Purple pushing, or directed pushing is a method used to help the mother push out the baby during second stage labor. This occurs when the mother is told to push while holding her breath as long as she can. This can lead to the mother damaging blood vessels in her face, hence the name “purple pushing.” This type of pushing is often used if there has been an epidural or there is a lack of feeling in urge to push. Purple pushing may be routine for the hospital or caregiver. According to California Pacific Medical Center (www.cpmc.org), it is not natural to prolong breath-holding and could possibly be damaging to both mother and baby. CPMC also notes that breath holding is fine to do if it is enhancing the pushing stage.
Spontaneous pushing occurs when the mother naturally bears down (pushes) for 5-7 seconds at a time, with taking many breaths in between pushes. According to Pregnancy, Childbirth, and the Newborn (4th Edition): The Complete Guide by authors, Simkin et al 2010 (p. 259), spontaneous pushing provides more oxygen to the baby than purple pushing. Normally, this type of breathing is used when the labor is normal and there is no epidural.
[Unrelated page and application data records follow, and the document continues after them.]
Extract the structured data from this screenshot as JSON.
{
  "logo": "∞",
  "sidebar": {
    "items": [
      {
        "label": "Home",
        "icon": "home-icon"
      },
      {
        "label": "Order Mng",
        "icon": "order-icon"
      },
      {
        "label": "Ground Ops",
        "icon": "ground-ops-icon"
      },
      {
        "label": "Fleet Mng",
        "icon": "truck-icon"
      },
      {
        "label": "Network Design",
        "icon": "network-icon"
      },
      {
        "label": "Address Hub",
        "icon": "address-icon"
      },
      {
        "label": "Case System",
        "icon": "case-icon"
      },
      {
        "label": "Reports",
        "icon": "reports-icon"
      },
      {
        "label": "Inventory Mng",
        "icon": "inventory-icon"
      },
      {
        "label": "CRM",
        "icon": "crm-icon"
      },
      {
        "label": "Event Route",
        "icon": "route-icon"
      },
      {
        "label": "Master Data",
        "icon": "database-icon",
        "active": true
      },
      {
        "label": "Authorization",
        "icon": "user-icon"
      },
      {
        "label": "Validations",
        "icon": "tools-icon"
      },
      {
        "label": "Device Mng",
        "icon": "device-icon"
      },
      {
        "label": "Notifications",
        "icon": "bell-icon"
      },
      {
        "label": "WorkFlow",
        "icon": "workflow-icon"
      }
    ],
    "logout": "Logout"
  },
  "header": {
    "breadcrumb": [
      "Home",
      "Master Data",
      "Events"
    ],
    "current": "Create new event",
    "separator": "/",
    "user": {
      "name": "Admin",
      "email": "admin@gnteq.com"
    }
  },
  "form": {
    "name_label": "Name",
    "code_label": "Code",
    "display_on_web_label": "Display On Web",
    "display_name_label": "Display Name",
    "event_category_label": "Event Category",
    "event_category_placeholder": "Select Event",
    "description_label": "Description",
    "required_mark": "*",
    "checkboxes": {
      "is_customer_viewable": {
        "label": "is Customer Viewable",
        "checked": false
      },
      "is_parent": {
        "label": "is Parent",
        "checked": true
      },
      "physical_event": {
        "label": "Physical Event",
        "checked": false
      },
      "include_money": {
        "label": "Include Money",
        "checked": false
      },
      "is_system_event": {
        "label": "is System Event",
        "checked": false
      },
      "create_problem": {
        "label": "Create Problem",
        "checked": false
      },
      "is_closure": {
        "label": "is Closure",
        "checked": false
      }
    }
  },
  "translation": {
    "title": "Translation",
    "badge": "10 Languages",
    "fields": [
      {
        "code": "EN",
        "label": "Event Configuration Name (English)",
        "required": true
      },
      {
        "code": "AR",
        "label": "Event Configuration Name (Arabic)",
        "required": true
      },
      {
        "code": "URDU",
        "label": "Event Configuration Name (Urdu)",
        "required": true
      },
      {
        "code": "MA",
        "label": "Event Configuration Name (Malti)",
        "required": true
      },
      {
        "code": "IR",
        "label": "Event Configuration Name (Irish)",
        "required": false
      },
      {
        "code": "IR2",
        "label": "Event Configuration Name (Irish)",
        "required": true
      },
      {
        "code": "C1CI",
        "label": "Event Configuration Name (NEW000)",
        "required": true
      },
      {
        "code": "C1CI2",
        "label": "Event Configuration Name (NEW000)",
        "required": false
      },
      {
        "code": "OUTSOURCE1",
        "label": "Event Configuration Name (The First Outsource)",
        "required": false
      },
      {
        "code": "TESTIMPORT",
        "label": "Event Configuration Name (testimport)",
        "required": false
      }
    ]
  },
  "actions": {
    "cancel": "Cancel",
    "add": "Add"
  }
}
With spontaneous pushing, the mother can also try groaning or grunting while exhaling during pushing. The goal is to envision the baby coming out while relaxing the pelvic floor. According to American Pregnancy Association (http://www.americanpregnancy.org/labornbirth/patternedbreathing.htm): It is recommended to slowly release air during the push stage and focus on slow, deep breathing in between contractions to ensure adequate oxygen for baby and mother. This type of breathing also helps the mother relax between pushes.
The expectant mother should be aware that epidurals can decrease contraction sensation to the mother, which may result in prolonged labor, purple pushing, and possibly a Cesarean section (However, controversial evidence exists in timing of epidurals and possible increase in C-sections. More research needs to be done).
In the end, the expectant mother needs to do what she feels is best for her and her baby and find a caregiver that is willing to work with her on her birth plan needs. The more information she gathers for her birthing plan, the more decisive she will feel when it comes time to push.